If the morning feels bleak and I need a lift, I’ll smoke a little something. When the words won’t flow and a draft is due, I light one to get loose. Maybe it’s one of those days when my chest gets tight when I think about leaving the cocoon of my room to dive into the current of the city but I have to go to work, make money, be an adult. I roll up and relax, hoping that if inside I’m easy, nothing outside can rock me.
I’ve been smoking regularly for over half of my life and I’m not in denial about the toll it takes on my lungs, my wallet, my mental health. I know that I’m much more productive without it, that I’m too quick to curl up with it as a way to avoid others, my desires, and my fears.
So once or twice a year I go stone-cold sober for two or three months. Then I’ll re-engage, but with boundaries: Only smoke at night. No more than two joints. No smoking before the gym. No buying weed twice in one week. No cereal in the house, ever.
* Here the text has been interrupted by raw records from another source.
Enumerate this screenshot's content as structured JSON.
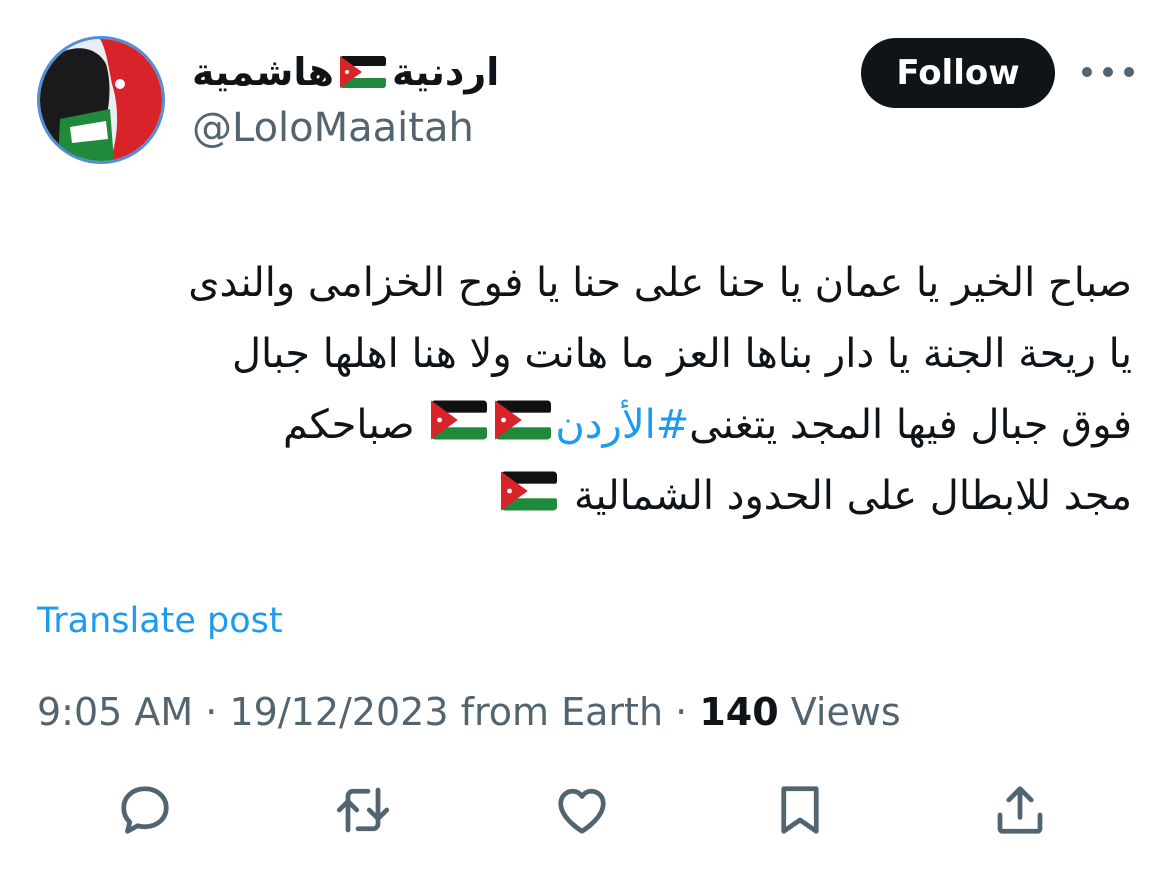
{
  "author": {
    "name_part1": "اردنية",
    "name_part2": "هاشمية",
    "flag_icon": "jordan-flag-emoji",
    "handle": "@LoloMaaitah"
  },
  "follow_button": {
    "label": "Follow"
  },
  "more_icon": "more-dots-icon",
  "tweet": {
    "line1": "صباح الخير يا عمان يا حنا على حنا يا فوح الخزامى والندى",
    "line2": "يا ريحة الجنة يا دار بناها العز ما هانت ولا هنا اهلها جبال",
    "line3_prefix": "فوق جبال فيها المجد يتغنى",
    "line3_hashtag": "#الأردن",
    "line3_suffix": "صباحكم",
    "line4": "مجد للابطال على الحدود الشمالية"
  },
  "translate_link": "Translate post",
  "meta": {
    "time": "9:05 AM",
    "date": "19/12/2023",
    "source": "from Earth",
    "separator": "·",
    "views_count": "140",
    "views_label": "Views"
  },
  "actions": [
    "reply-icon",
    "repost-icon",
    "like-icon",
    "bookmark-icon",
    "share-icon"
  ],
  "colors": {
    "accent": "#1d9bf0",
    "text": "#0f1419",
    "secondary": "#536471",
    "button_bg": "#0f1419"
  }
}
These rules will last for a time, but soon I’m back to smoking multiple times a day. Going sober is an attempt to eliminate the problem without fixing it: It doesn’t make me a stronger or more balanced person. It doesn’t give me more control over my behavior.
If I pour more of myself into the parts of my life that heal and feed me, I’ll have less to pour into the parts that numb and distract me.
For the past two months I’ve been doing consistent crunches. Before, if I had to do any exercise that involved balancing on one leg, I would fall out of it within seconds. But after taking months to build the muscles of my core, I can finally hold the position. I can hold myself up.
So what’s the crunch for my mind or my heart, to strengthen that core, so I can indulge sometimes, party and get trippy, eat my heart out, drink and sweat and spend, and still be able to return to my baseline? I want my vices to be vacations, wonderful and wild, but then I want to come back to balance. I don't want to need weed. I also don't want to need complete sobriety. I want a stronger core.
“Everything in moderation, including moderation.” My father said that so much when we were growing up that I thought he, not Oscar Wilde, had coined the phrase. I am not a moderate person, and I have no desire to be. At best, being moderate feels like being average, not sure enough to go one way or another. At worst it feels like diluted truth.
But maybe I don’t have to be a moderate person to achieve moderation. Maybe moderation doesn’t mean diminishing my passion or energy but rather redistributing it. If I pour more of myself into the parts of my life that heal and feed me, I’ll have less to pour into the parts that numb and distract me. I’ll have less time in my day for sitting and smoking if I use more of my time to go write at the library, bike around the park, find new music, meet with other artists, stretch and pray and light candles, cook for my friends, call my mom.
If smoking is my ritual, then I need other rituals. If smoking is my therapy, I need other therapy—maybe even actual therapy. If smoking is my mood-stabilizing, anti-anxiety medicine, then I need other ways to center, quiet the negative self-talk, worry less, and enjoy more.
Only then can I trust that what I do, what I smoke, is not an attempt to escape but a way to keep exploring.